The rescue from a flooded bog last week of nine men who had illegally crossed into Minnesota from Canada underscores a dramatic increase in undocumented immigrants coming into the United States across the northern border.

According to U.S. Customs and Border Protection (CBP), agents have encountered 100 migrants in the Grand Forks Sector since the start of the 2023 fiscal year on Oct. 1. That compares with 81 encounters in all of fiscal 2022 and 90 in fiscal 2021 in the sector, which encompasses the international border in North Dakota and Minnesota.

The 100 migrant encounters are among 3,830 encounters along the entire northern U.S. border this fiscal year, a 41% rise over all of 2022.

Recent news reports have highlighted Border Patrol agents encountering thousands of migrants in recent months, most of them from Mexico, trekking over the Canadian border into the northeastern U.S.

But even in the Border Patrol's quieter Grand Forks Sector, the agency is looking to add agents amid a surge of unlawful crossings.

"While the northern border in the past may not be the haven people were looking for, what they're realizing is that maybe the southern border is too difficult to cross, but if I go to the northern border, it'll be easier," said CBP spokesman Steven Bansbach. "And they're finding it's not, because it has its own weather-related problems, as well as officers that are going to find you."

Statistics show that 70% of Border Patrol encounters in the region this year have been with Mexican migrants.
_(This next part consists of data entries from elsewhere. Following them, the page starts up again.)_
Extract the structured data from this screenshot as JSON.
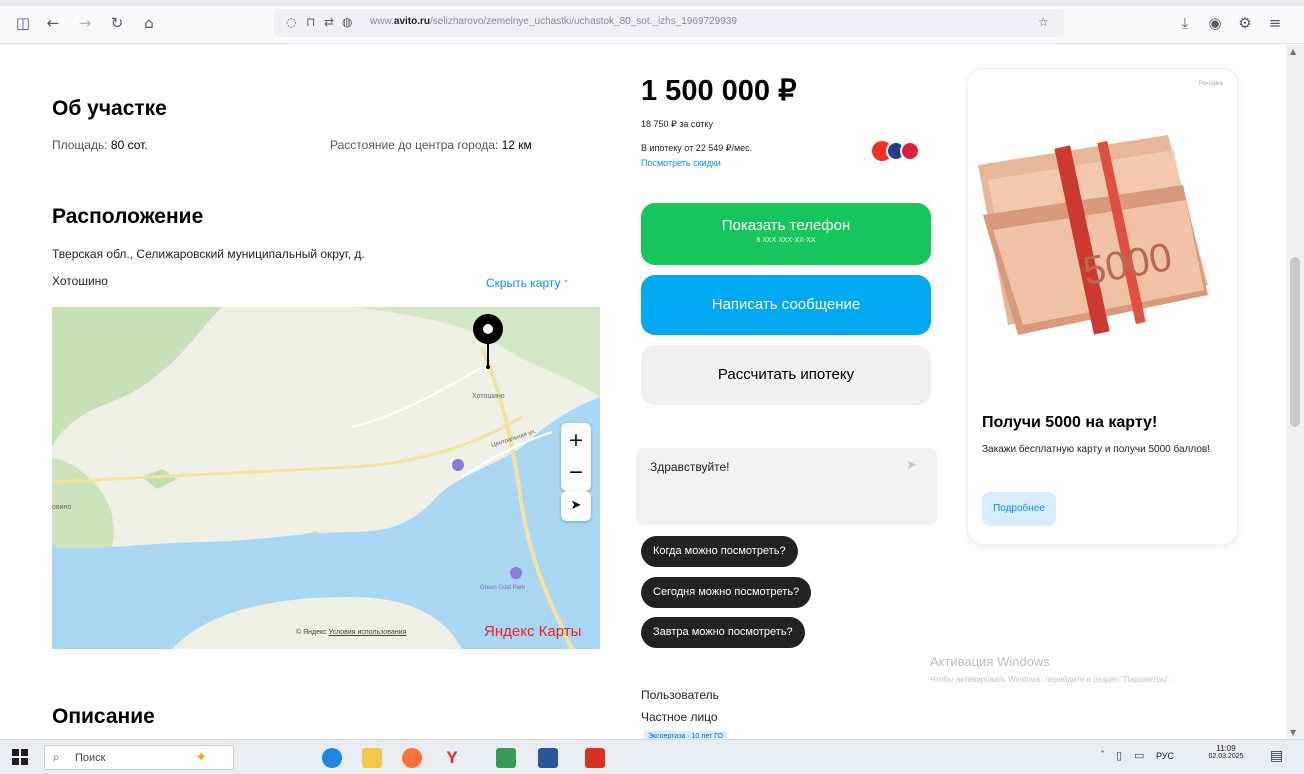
{
  "browser": {
    "url_prefix": "www.",
    "url_domain": "avito.ru",
    "url_path": "/selizharovo/zemelnye_uchastki/uchastok_80_sot._izhs_1969729939"
  },
  "plot_section": {
    "title": "Об участке",
    "area_label": "Площадь:",
    "area_value": "80 сот.",
    "distance_label": "Расстояние до центра города:",
    "distance_value": "12 км"
  },
  "location": {
    "title": "Расположение",
    "address_line1": "Тверская обл., Селижаровский муниципальный округ, д.",
    "address_line2": "Хотошино",
    "hide_map_link": "Скрыть карту",
    "map_village_label": "Хотошино",
    "map_street_label": "Центральная ул.",
    "map_left_label": "овино",
    "map_poi_label": "Green Gold Park",
    "map_copyright": "© Яндекс",
    "map_terms_link": "Условия использования",
    "map_brand": "Яндекс Карты",
    "map_zoom_in": "+",
    "map_zoom_out": "−"
  },
  "description": {
    "title": "Описание"
  },
  "offer": {
    "price": "1 500 000 ₽",
    "price_per_unit": "18 750 ₽ за сотку",
    "mortgage_text": "В ипотеку от 22 549 ₽/мес.",
    "mortgage_link": "Посмотреть скидки",
    "phone_button": "Показать телефон",
    "phone_masked": "8 XXX XXX-XX-XX",
    "message_button": "Написать сообщение",
    "mortgage_button": "Рассчитать ипотеку"
  },
  "chat": {
    "greeting": "Здравствуйте!",
    "quick_replies": [
      "Когда можно посмотреть?",
      "Сегодня можно посмотреть?",
      "Завтра можно посмотреть?"
    ]
  },
  "seller": {
    "name": "Пользователь",
    "type": "Частное лицо",
    "badge": "Экспертиза · 10 лет ГО"
  },
  "ad": {
    "label": "Реклама",
    "banknote_text": "5000",
    "title": "Получи 5000 на карту!",
    "text": "Закажи бесплатную карту и получи 5000 баллов!",
    "button": "Подробнее"
  },
  "windows_watermark": {
    "title": "Активация Windows",
    "text": "Чтобы активировать Windows, перейдите в раздел \"Параметры\"."
  },
  "taskbar": {
    "search_placeholder": "Поиск",
    "lang": "РУС",
    "time": "11:09",
    "date": "02.03.2025"
  },
  "colors": {
    "green_button": "#16c65c",
    "blue_button": "#00a9f2",
    "link_blue": "#0a8cff",
    "water": "#a9d7f2",
    "forest": "#c8e0b8"
  }
}
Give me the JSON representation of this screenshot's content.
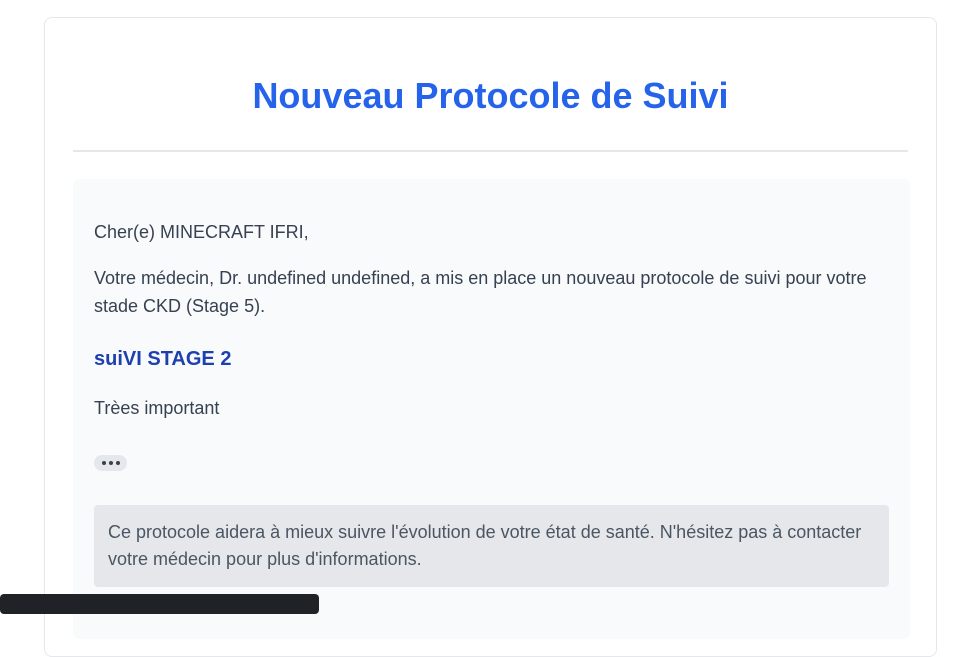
{
  "email": {
    "title": "Nouveau Protocole de Suivi",
    "greeting": "Cher(e) MINECRAFT IFRI,",
    "intro": "Votre médecin, Dr. undefined undefined, a mis en place un nouveau protocole de suivi pour votre stade CKD (Stage 5).",
    "protocol_title": "suiVI STAGE 2",
    "description": "Trèes important",
    "more_icon": "ellipsis-icon",
    "notice": "Ce protocole aidera à mieux suivre l'évolution de votre état de santé. N'hésitez pas à contacter votre médecin pour plus d'informations."
  },
  "colors": {
    "title": "#2563eb",
    "protocol_title": "#1e40af",
    "content_bg": "#f8fafc",
    "notice_bg": "#e5e7eb",
    "text": "#374151"
  }
}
Bansbach noted that the northern U.S. border, which spans more than 5,000 miles, has 1,900 border agents compared with 16,500 along the much shorter southern border.

"You have all those spots in between [the legal ports of entry] — there is no fence, so it's all just land," he said. Some think the northern border is easier, he said, and that "you just have to walk so far and you'll be in the U.S. — and the 'so far' turns out to be a lot more than a couple minutes here and there."

Early Tuesday morning last week, according to CBP officials, an emergency call was made from Lost River State Forest near Warroad, Minn., that went to the Royal Canadian Mounted Police. The Canadians alerted Minnesota authorities, prompting several dozen people from local law enforcement agencies to rush to the scene.

Jared Berg, acting patrol agent in charge of the Border Patrol's Warroad Station, said authorities found two men next to the road suffering from hypothermia. The agents and rescuers found seven others stuck in a swampy marsh. Authorities crossed a ditch in ATVs and rescued them in boats.

"It's a harsh environment this time of year if you don't have the proper equipment and clothing," Berg said. "Some of them had some winter coats and winter-related gear, but once they were wet it didn't help at all."

The CBP reported that seven of the men were Mexican citizens without immigration documents to enter the U.S. legally, and they were transferred to the custody of U.S. Immigration and Customs Enforcement. Two others, who also lacked immigration papers, received medical care for exposure; authorities were unable to determine their nationality.

Berg said most of the encounters on the Minnesota border aren't search-and-rescue operations. He said the Grand Forks Sector will have more job openings to fill staffing needs but declined to say how many.

Correction: A previous version of this story misstated the name of U.S. Customs and Border Protection, the federal law enforcement agency responsible for securing the nation's international border.